Exercise prompt
Filter the records below for the word "language". Copy each line that holds it.

Records to process
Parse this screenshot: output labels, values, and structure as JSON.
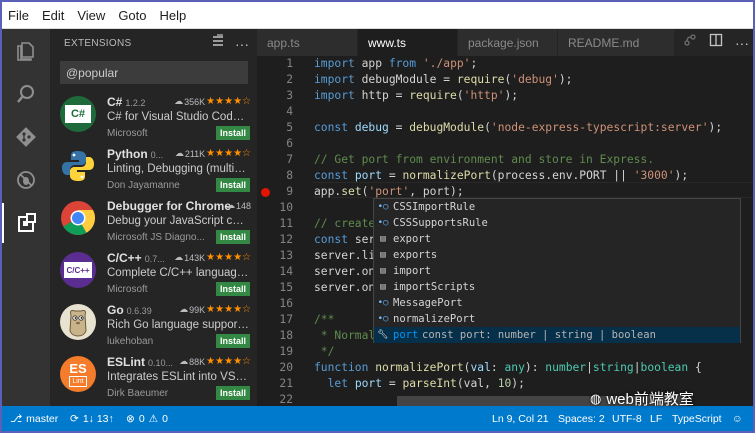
{
  "menu": [
    "File",
    "Edit",
    "View",
    "Goto",
    "Help"
  ],
  "activity": [
    "explorer-icon",
    "search-icon",
    "git-icon",
    "debug-icon",
    "extensions-icon"
  ],
  "sidebar": {
    "title": "EXTENSIONS",
    "search_value": "@popular",
    "extensions": [
      {
        "name": "C#",
        "version": "1.2.2",
        "installs": "356K",
        "stars": "★★★★☆",
        "description": "C# for Visual Studio Code (p...",
        "publisher": "Microsoft",
        "install_label": "Install",
        "logo_text": "C#",
        "logo_color": "#1e6a3a",
        "icon": "csharp-logo"
      },
      {
        "name": "Python",
        "version": "0...",
        "installs": "211K",
        "stars": "★★★★☆",
        "description": "Linting, Debugging (multi-t...",
        "publisher": "Don Jayamanne",
        "install_label": "Install",
        "logo_text": "",
        "logo_color": "#3572a5",
        "icon": "python-logo"
      },
      {
        "name": "Debugger for Chrome",
        "version": "",
        "installs": "148",
        "stars": "",
        "description": "Debug your JavaScript code...",
        "publisher": "Microsoft JS Diagno...",
        "install_label": "Install",
        "logo_text": "",
        "logo_color": "#db4437",
        "icon": "chrome-logo"
      },
      {
        "name": "C/C++",
        "version": "0.7...",
        "installs": "143K",
        "stars": "★★★★☆",
        "description": "Complete C/C++ language ...",
        "publisher": "Microsoft",
        "install_label": "Install",
        "logo_text": "C/C++",
        "logo_color": "#5c2d91",
        "icon": "cpp-logo"
      },
      {
        "name": "Go",
        "version": "0.6.39",
        "installs": "99K",
        "stars": "★★★★☆",
        "description": "Rich Go language support f...",
        "publisher": "lukehoban",
        "install_label": "Install",
        "logo_text": "",
        "logo_color": "#e8e2d0",
        "icon": "gopher-logo"
      },
      {
        "name": "ESLint",
        "version": "0.10...",
        "installs": "88K",
        "stars": "★★★★☆",
        "description": "Integrates ESLint into VS Co...",
        "publisher": "Dirk Baeumer",
        "install_label": "Install",
        "logo_text": "ES",
        "logo_sub": "Lint",
        "logo_color": "#f47c2a",
        "icon": "eslint-logo"
      }
    ]
  },
  "tabs": [
    {
      "label": "app.ts",
      "active": false
    },
    {
      "label": "www.ts",
      "active": true
    },
    {
      "label": "package.json",
      "active": false
    },
    {
      "label": "README.md",
      "active": false
    }
  ],
  "editor": {
    "line_numbers": [
      "1",
      "2",
      "3",
      "4",
      "5",
      "6",
      "7",
      "8",
      "9",
      "10",
      "11",
      "12",
      "13",
      "14",
      "15",
      "16",
      "17",
      "18",
      "19",
      "20",
      "21",
      "22"
    ],
    "breakpoint_line": "8"
  },
  "suggest": [
    {
      "icon": "ref",
      "label": "CSSImportRule",
      "selected": false
    },
    {
      "icon": "ref",
      "label": "CSSSupportsRule",
      "selected": false
    },
    {
      "icon": "module",
      "label": "export",
      "selected": false
    },
    {
      "icon": "module",
      "label": "exports",
      "selected": false
    },
    {
      "icon": "module",
      "label": "import",
      "selected": false
    },
    {
      "icon": "module",
      "label": "importScripts",
      "selected": false
    },
    {
      "icon": "ref",
      "label": "MessagePort",
      "selected": false
    },
    {
      "icon": "ref",
      "label": "normalizePort",
      "selected": false
    },
    {
      "icon": "wrench",
      "label": "port",
      "detail": "const port: number | string | boolean",
      "selected": true
    }
  ],
  "status": {
    "branch": "master",
    "sync": "1↓ 13↑",
    "problems": "0",
    "warnings": "0",
    "position": "Ln 9, Col 21",
    "spaces": "Spaces: 2",
    "encoding": "UTF-8",
    "eol": "LF",
    "language": "TypeScript"
  },
  "watermark": "web前端教室",
  "colors": {
    "accent": "#007acc",
    "install": "#338844",
    "breakpoint": "#e51400",
    "frame": "#5a5fb8"
  }
}
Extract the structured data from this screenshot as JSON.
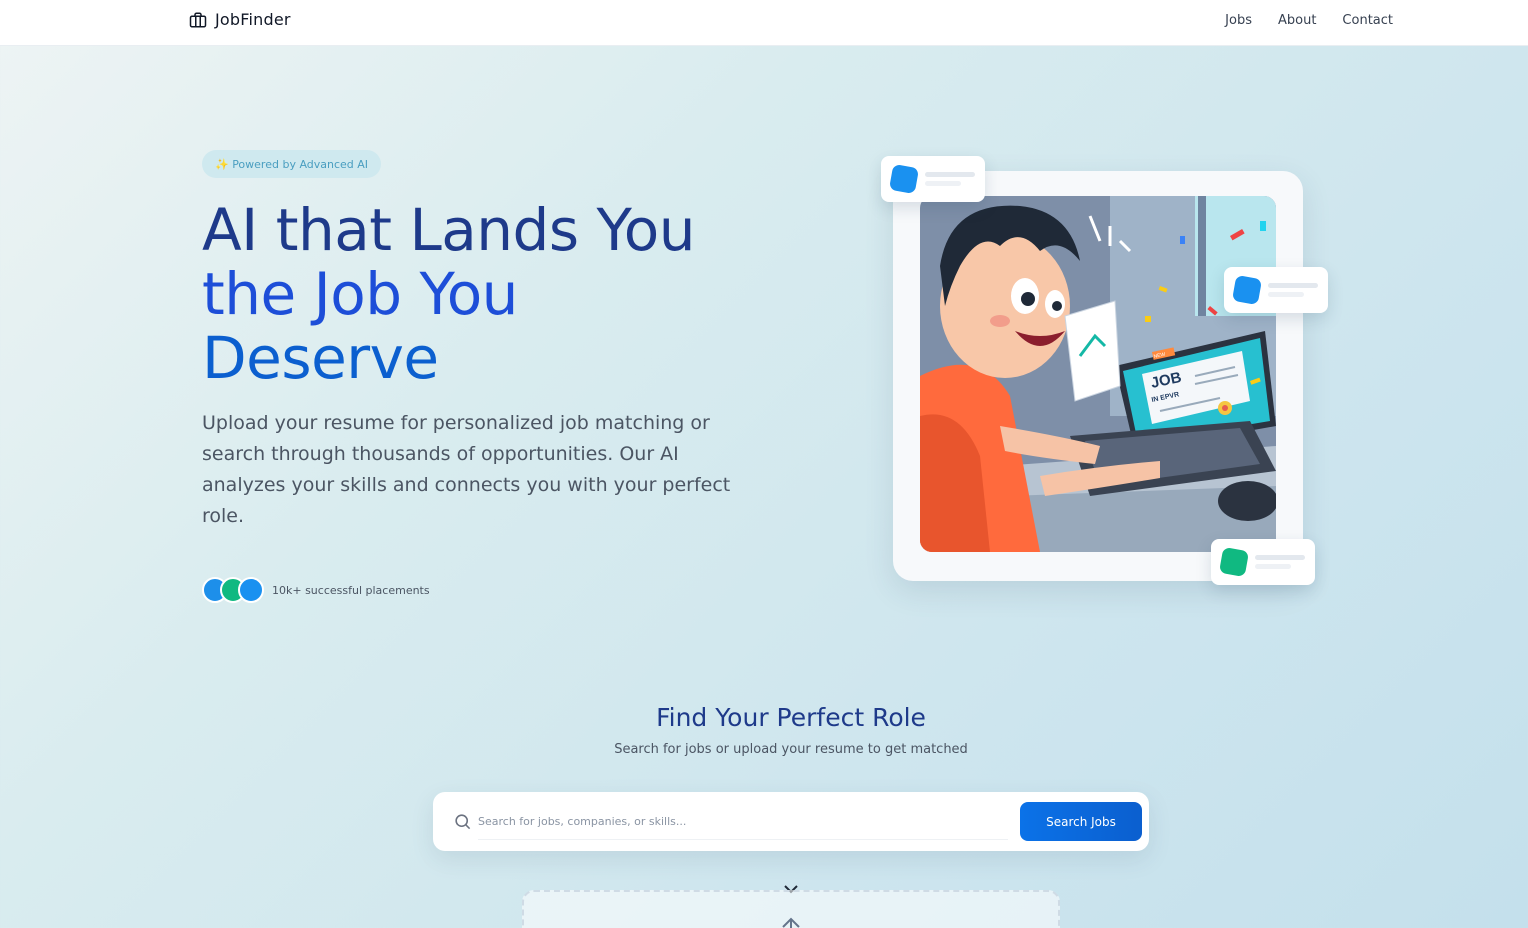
{
  "nav": {
    "brand": "JobFinder",
    "links": [
      "Jobs",
      "About",
      "Contact"
    ]
  },
  "hero": {
    "badge": "✨ Powered by Advanced AI",
    "title_line1": "AI that Lands You",
    "title_line2": "the Job You",
    "title_line3": "Deserve",
    "subtitle": "Upload your resume for personalized job matching or search through thousands of opportunities. Our AI analyzes your skills and connects you with your perfect role.",
    "placements": "10k+ successful placements",
    "illustration": {
      "screen_title": "JOB",
      "screen_subtitle": "IN EPVR",
      "screen_tag": "NEW"
    }
  },
  "search_section": {
    "title": "Find Your Perfect Role",
    "subtitle": "Search for jobs or upload your resume to get matched",
    "placeholder": "Search for jobs, companies, or skills...",
    "button": "Search Jobs"
  },
  "colors": {
    "primary": "#0b72e8",
    "title_dark": "#1e3a8a",
    "accent_green": "#10b981"
  },
  "icons": {
    "brand": "briefcase-icon",
    "search": "search-icon",
    "toggle": "chevron-down-icon",
    "upload": "upload-icon"
  }
}
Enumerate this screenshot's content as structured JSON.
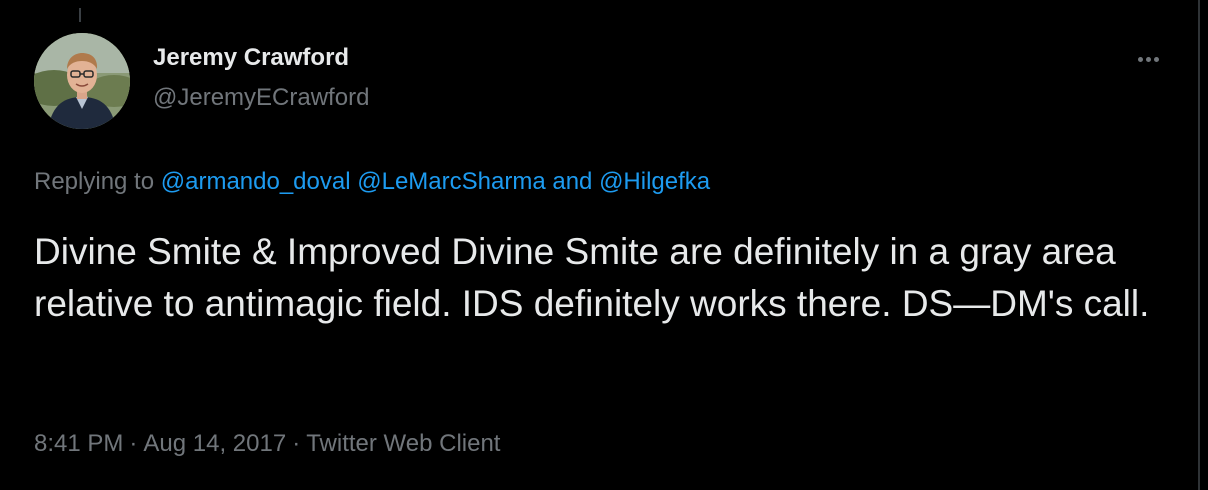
{
  "tweet": {
    "author": {
      "display_name": "Jeremy Crawford",
      "handle": "@JeremyECrawford",
      "avatar_icon": "profile-photo"
    },
    "more_icon": "ellipsis-icon",
    "replying": {
      "prefix": "Replying to",
      "mention_1": "@armando_doval",
      "mention_2": "@LeMarcSharma",
      "conjunction": "and",
      "mention_3": "@Hilgefka"
    },
    "text": "Divine Smite & Improved Divine Smite are definitely in a gray area relative to antimagic field. IDS definitely works there. DS—DM's call.",
    "meta": {
      "time": "8:41 PM",
      "separator": "·",
      "date": "Aug 14, 2017",
      "source": "Twitter Web Client"
    }
  },
  "colors": {
    "background": "#000000",
    "text_primary": "#e7e9ea",
    "text_secondary": "#71767b",
    "link": "#1d9bf0"
  }
}
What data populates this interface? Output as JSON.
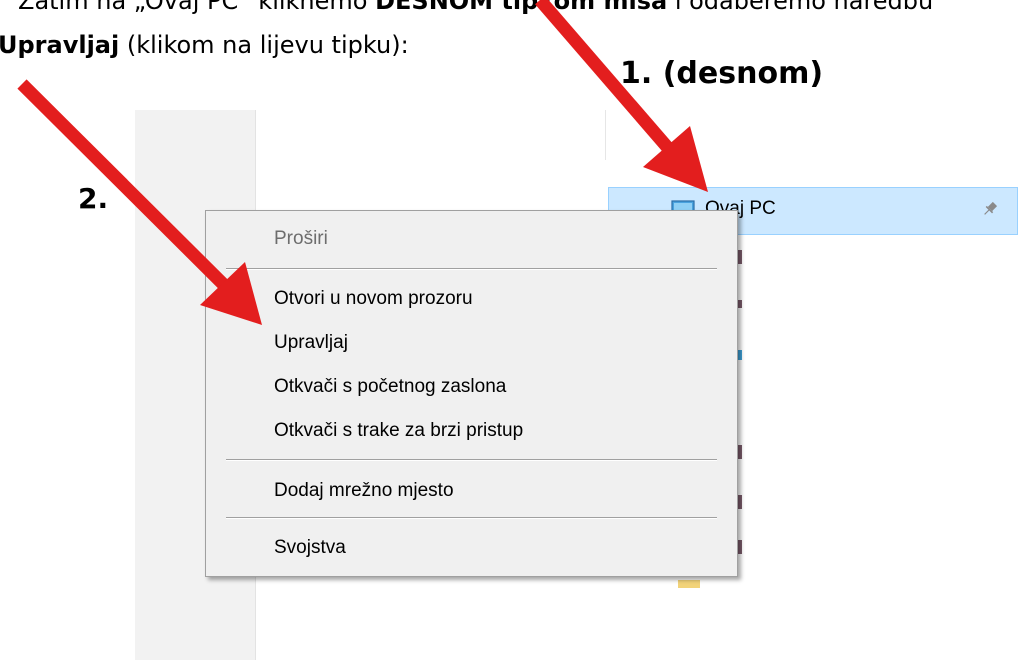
{
  "document": {
    "line1_before": "Zatim na „Ovaj PC“ kliknemo ",
    "line1_bold": "DESNOM tipkom miša",
    "line1_after": " i odaberemo naredbu",
    "line2_bold": "Upravljaj",
    "line2_after": " (klikom na lijevu tipku):"
  },
  "annotations": {
    "step1": "1. (desnom)",
    "step2": "2."
  },
  "quick_access": {
    "selected_item_label": "Ovaj PC",
    "selected_item_icon": "monitor-icon",
    "pin_icon": "pin-icon",
    "highlight_color": "#cce8ff"
  },
  "context_menu": {
    "items": [
      {
        "label": "Proširi",
        "enabled": false
      },
      {
        "label": "Otvori u novom prozoru",
        "enabled": true
      },
      {
        "label": "Upravljaj",
        "enabled": true
      },
      {
        "label": "Otkvači s početnog zaslona",
        "enabled": true
      },
      {
        "label": "Otkvači s trake za brzi pristup",
        "enabled": true
      },
      {
        "label": "Dodaj mrežno mjesto",
        "enabled": true
      },
      {
        "label": "Svojstva",
        "enabled": true
      }
    ]
  },
  "colors": {
    "arrow": "#e31e1e",
    "menu_background": "#f0f0f0"
  }
}
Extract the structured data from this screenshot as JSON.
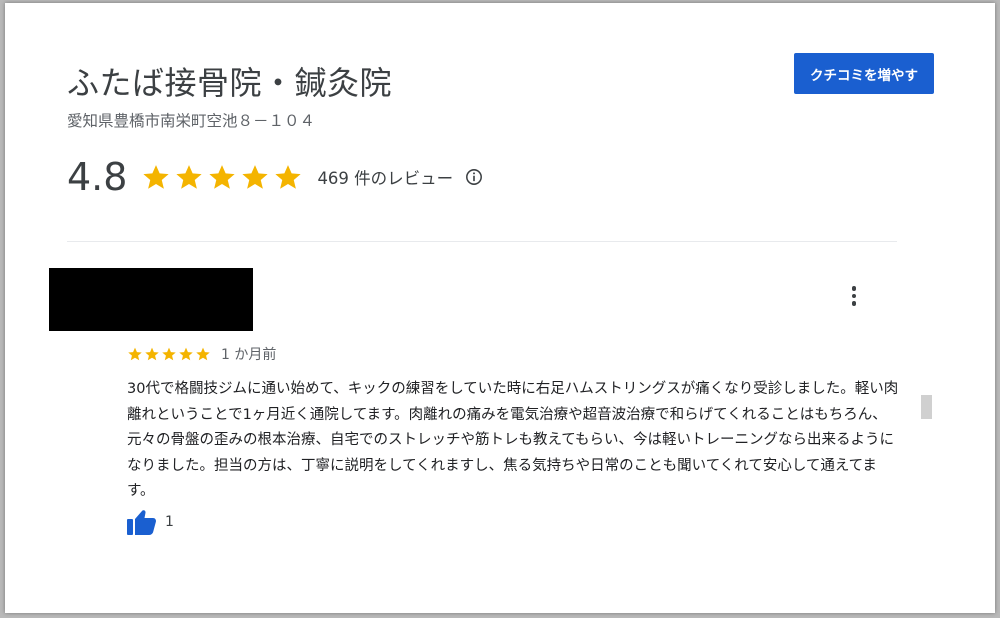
{
  "business": {
    "name": "ふたば接骨院・鍼灸院",
    "address": "愛知県豊橋市南栄町空池８－１０４"
  },
  "cta": {
    "label": "クチコミを増やす"
  },
  "rating": {
    "value": "4.8",
    "stars": 5,
    "review_count_label": "469 件のレビュー",
    "star_color": "#f4b400"
  },
  "review": {
    "stars": 5,
    "time": "1 か月前",
    "text": "30代で格闘技ジムに通い始めて、キックの練習をしていた時に右足ハムストリングスが痛くなり受診しました。軽い肉離れということで1ヶ月近く通院してます。肉離れの痛みを電気治療や超音波治療で和らげてくれることはもちろん、元々の骨盤の歪みの根本治療、自宅でのストレッチや筋トレも教えてもらい、今は軽いトレーニングなら出来るようになりました。担当の方は、丁寧に説明をしてくれますし、焦る気持ちや日常のことも聞いてくれて安心して通えてます。",
    "likes": "1"
  },
  "colors": {
    "primary": "#1a5fd0",
    "text": "#202124",
    "muted": "#5f6368"
  }
}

Result of the task
        "description": "Complete C/C++ language ...",
        "description": "Rich Go language support f...",
    "language": "TypeScript"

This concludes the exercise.